In today’s episode, we begin by discussing the subtle art of preparing dhamma talks for meditation retreats. Later, we ask, Do humans have an instinctual orientation towards compassion, kindness, and love—or do we only get there by pushing past our darker impulses? Still later, we explore exactly how much we should trust our children, and how much we should trust ourselves, as mired as we are in this whirlwind turd-storm of not-knowing. Finally, we reflect on whether one can identify the mothering instinct in dhamma practice and, if so, can we also identify a fathering instinct? Just before we close, Jess will lead us in a riff on “metta” or “loving-kindness” practice, in which we are invited to imagine an ideal mother figure, as a way of calling forth the ideal maternal qualities that may be hiding in our own minds and hearts.
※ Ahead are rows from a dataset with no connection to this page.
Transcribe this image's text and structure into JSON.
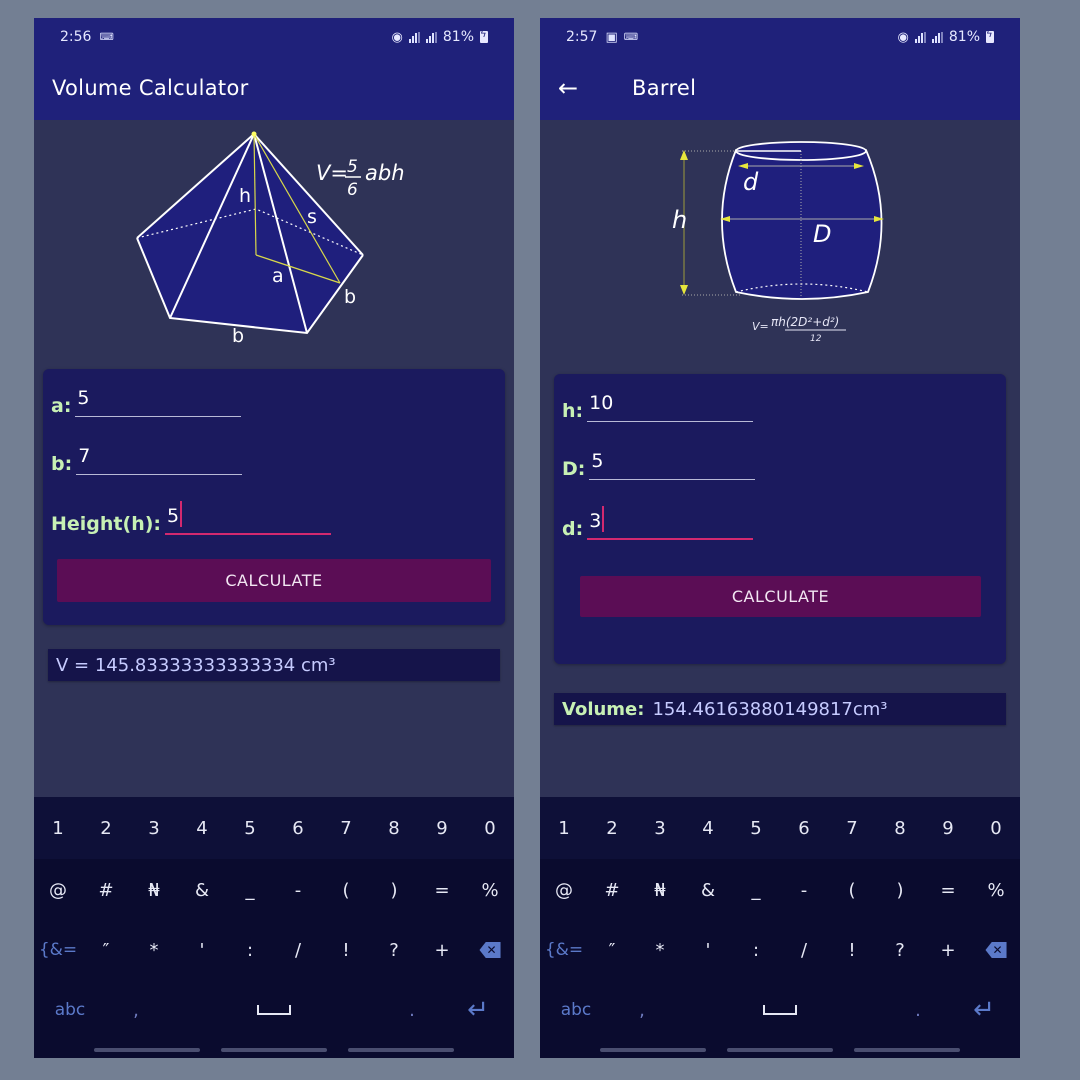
{
  "colors": {
    "appbar": "#1f217a",
    "background": "#2f3357",
    "card": "#1b1a5e",
    "label_green": "#c7f0b4",
    "accent_pink": "#d3296f",
    "button": "#5b0d55",
    "keyboard": "#0a0b2e",
    "figure_fill": "#1f1f7d",
    "dimension_yellow": "#e6e63c"
  },
  "screens": [
    {
      "status": {
        "time": "2:56",
        "icons": [
          "keyboard-icon"
        ],
        "battery": "81%"
      },
      "appbar": {
        "title": "Volume Calculator",
        "has_back": false
      },
      "figure": {
        "name": "pentagonal-pyramid",
        "formula": {
          "prefix": "V=",
          "numerator": "5",
          "denominator": "6",
          "suffix": "abh"
        },
        "labels": {
          "h": "h",
          "s": "s",
          "a": "a",
          "b1": "b",
          "b2": "b"
        }
      },
      "fields": [
        {
          "label": "a:",
          "value": "5",
          "focused": false
        },
        {
          "label": "b:",
          "value": "7",
          "focused": false
        },
        {
          "label": "Height(h):",
          "value": "5",
          "focused": true
        }
      ],
      "button": "CALCULATE",
      "result": {
        "label": "",
        "text": "V = 145.83333333333334 cm³"
      }
    },
    {
      "status": {
        "time": "2:57",
        "icons": [
          "image-icon",
          "keyboard-icon"
        ],
        "battery": "81%"
      },
      "appbar": {
        "title": "Barrel",
        "has_back": true
      },
      "figure": {
        "name": "barrel",
        "formula": {
          "prefix": "V=",
          "numerator": "πh(2D²+d²)",
          "denominator": "12"
        },
        "labels": {
          "h": "h",
          "d": "d",
          "D": "D"
        }
      },
      "fields": [
        {
          "label": "h:",
          "value": "10",
          "focused": false
        },
        {
          "label": "D:",
          "value": "5",
          "focused": false
        },
        {
          "label": "d:",
          "value": "3",
          "focused": true
        }
      ],
      "button": "CALCULATE",
      "result": {
        "label": "Volume:",
        "text": "154.46163880149817cm³"
      }
    }
  ],
  "keyboard": {
    "row1": [
      "1",
      "2",
      "3",
      "4",
      "5",
      "6",
      "7",
      "8",
      "9",
      "0"
    ],
    "row2": [
      "@",
      "#",
      "₦",
      "&",
      "_",
      "-",
      "(",
      ")",
      "=",
      "%"
    ],
    "row3": [
      "{&=",
      "″",
      "*",
      "'",
      ":",
      "/",
      "!",
      "?",
      "+",
      "⌫"
    ],
    "row4": [
      "abc",
      ",",
      "␣",
      ".",
      "↵"
    ]
  }
}
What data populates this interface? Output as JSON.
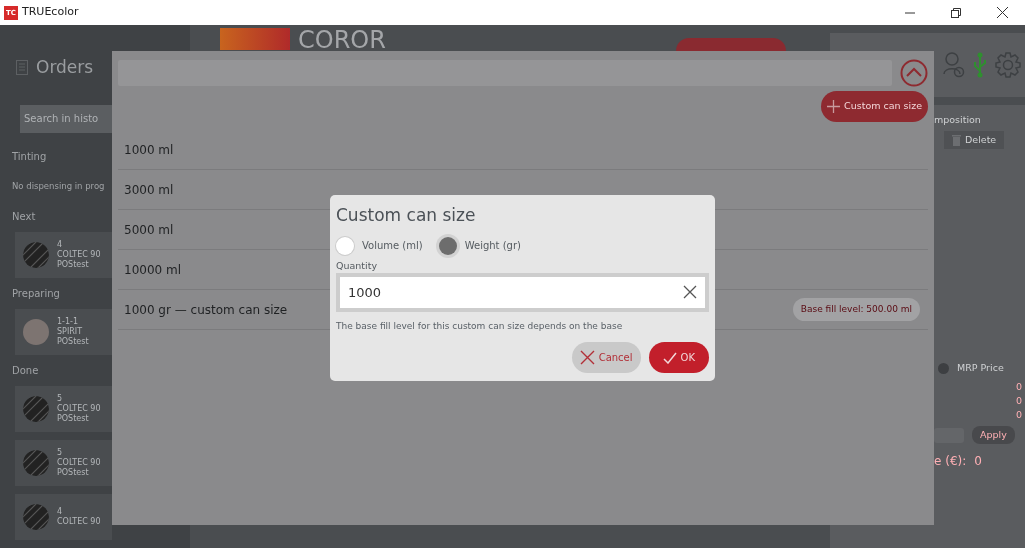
{
  "window": {
    "logo": "TC",
    "title": "TRUEcolor"
  },
  "sidebar": {
    "title": "Orders",
    "search_placeholder": "Search in histo",
    "sections": [
      {
        "label": "Tinting",
        "empty_text": "No dispensing in prog"
      },
      {
        "label": "Next",
        "orders": [
          {
            "number": "4",
            "product": "COLTEC 90",
            "customer": "POStest",
            "kind": "striped"
          }
        ]
      },
      {
        "label": "Preparing",
        "orders": [
          {
            "number": "1-1-1",
            "product": "SPIRIT",
            "customer": "POStest",
            "kind": "solid",
            "color": "#7d7471"
          }
        ]
      },
      {
        "label": "Done",
        "orders": [
          {
            "number": "5",
            "product": "COLTEC 90",
            "customer": "POStest",
            "kind": "striped"
          },
          {
            "number": "5",
            "product": "COLTEC 90",
            "customer": "POStest",
            "kind": "striped"
          },
          {
            "number": "4",
            "product": "COLTEC 90",
            "kind": "striped"
          }
        ]
      }
    ]
  },
  "header": {
    "brand": "COROR"
  },
  "right_panel": {
    "section_label": "mposition",
    "delete_button": "Delete",
    "price_option": {
      "label": "MRP Price",
      "selected": true
    },
    "values": [
      "0",
      "0",
      "0"
    ],
    "apply_button": "Apply",
    "total_label": "e (€):",
    "total_value": "0"
  },
  "can_sizes": {
    "add_button": "Custom can size",
    "items": [
      {
        "label": "1000 ml"
      },
      {
        "label": "3000 ml"
      },
      {
        "label": "5000 ml"
      },
      {
        "label": "10000 ml"
      },
      {
        "label": "1000 gr — custom can size",
        "badge": "Base fill level: 500.00 ml"
      }
    ]
  },
  "dialog": {
    "title": "Custom can size",
    "units": [
      {
        "label": "Volume (ml)",
        "selected": false
      },
      {
        "label": "Weight (gr)",
        "selected": true
      }
    ],
    "quantity_label": "Quantity",
    "quantity_value": "1000",
    "hint": "The base fill level for this custom can size depends on the base",
    "buttons": [
      {
        "kind": "cancel",
        "label": "Cancel"
      },
      {
        "kind": "ok",
        "label": "OK"
      }
    ]
  }
}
Topics touched upon for your consideration:
Brainwashed by the Buddha. | The best day is the last day. | Softening up some yogis. | Shapely phantoms in empty space. | Finally, somebody named my face! | Lunchtime at the instinct buffet. | Let your face fall off. | Turn off your mind, relax, and float downstream. | Awareness for the rest of us. | An inner yes. | Why don’t I go in and put some pants on? | What we agreed to in being born. | An innate potential for goodness. | 13th century shit-stick shtick. | This is how the Buddha wipes his butt.